§ EXERCISE REQUIREMENTS
Return all lines from the listing below that include the word "Quiroga".

§ MATERIAL SUPPLIED
---*---

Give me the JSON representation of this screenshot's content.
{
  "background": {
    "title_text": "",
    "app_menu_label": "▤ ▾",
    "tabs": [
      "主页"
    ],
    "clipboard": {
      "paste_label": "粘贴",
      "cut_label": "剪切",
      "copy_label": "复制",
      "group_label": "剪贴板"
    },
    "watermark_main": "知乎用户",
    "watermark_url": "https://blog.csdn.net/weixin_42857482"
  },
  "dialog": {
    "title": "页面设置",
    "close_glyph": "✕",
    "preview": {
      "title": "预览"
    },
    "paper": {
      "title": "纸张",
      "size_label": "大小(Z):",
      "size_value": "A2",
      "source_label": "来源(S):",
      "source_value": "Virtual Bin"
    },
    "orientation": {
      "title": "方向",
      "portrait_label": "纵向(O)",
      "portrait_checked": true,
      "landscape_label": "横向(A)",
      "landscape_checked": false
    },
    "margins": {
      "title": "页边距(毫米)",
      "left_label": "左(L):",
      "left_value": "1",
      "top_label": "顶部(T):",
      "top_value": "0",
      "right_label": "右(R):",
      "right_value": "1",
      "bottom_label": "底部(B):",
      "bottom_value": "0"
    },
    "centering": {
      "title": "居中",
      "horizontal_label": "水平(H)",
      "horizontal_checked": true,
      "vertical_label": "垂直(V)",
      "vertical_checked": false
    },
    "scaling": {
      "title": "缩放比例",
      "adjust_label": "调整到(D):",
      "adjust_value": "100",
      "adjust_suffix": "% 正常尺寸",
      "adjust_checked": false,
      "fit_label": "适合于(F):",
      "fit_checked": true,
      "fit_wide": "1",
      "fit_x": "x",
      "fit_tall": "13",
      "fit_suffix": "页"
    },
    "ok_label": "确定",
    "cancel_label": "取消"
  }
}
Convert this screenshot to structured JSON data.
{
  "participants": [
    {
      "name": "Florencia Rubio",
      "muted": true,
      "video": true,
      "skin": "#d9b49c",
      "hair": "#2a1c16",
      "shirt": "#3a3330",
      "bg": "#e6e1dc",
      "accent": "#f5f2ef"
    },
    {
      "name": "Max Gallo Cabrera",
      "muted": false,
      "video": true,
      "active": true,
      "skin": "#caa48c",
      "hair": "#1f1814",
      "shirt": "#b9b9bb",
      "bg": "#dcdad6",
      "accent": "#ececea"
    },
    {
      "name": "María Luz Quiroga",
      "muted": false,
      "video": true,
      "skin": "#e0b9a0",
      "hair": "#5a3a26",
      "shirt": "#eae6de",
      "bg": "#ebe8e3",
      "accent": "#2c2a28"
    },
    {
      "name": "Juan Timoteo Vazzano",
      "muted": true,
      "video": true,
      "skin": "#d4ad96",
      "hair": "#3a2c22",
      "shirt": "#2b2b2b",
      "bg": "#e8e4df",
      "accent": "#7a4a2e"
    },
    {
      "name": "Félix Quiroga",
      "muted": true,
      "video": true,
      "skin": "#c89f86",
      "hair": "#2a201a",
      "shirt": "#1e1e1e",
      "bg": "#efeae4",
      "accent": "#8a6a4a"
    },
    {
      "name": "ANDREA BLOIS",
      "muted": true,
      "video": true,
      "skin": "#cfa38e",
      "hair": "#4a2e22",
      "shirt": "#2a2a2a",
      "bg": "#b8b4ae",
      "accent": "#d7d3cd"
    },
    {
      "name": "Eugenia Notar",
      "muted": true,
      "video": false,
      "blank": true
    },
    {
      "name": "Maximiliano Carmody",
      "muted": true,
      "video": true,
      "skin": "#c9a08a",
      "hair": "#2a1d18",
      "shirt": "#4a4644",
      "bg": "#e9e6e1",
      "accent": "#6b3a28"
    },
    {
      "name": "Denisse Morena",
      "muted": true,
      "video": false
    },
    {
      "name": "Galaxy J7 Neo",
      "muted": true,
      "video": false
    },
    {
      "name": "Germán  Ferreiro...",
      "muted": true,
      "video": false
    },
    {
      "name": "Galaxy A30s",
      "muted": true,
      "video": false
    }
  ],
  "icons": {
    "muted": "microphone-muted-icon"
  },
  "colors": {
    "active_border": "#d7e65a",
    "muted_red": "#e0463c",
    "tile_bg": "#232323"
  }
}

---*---

§ SOLVED PROBLEM
      "name": "María Luz Quiroga",
      "name": "Félix Quiroga",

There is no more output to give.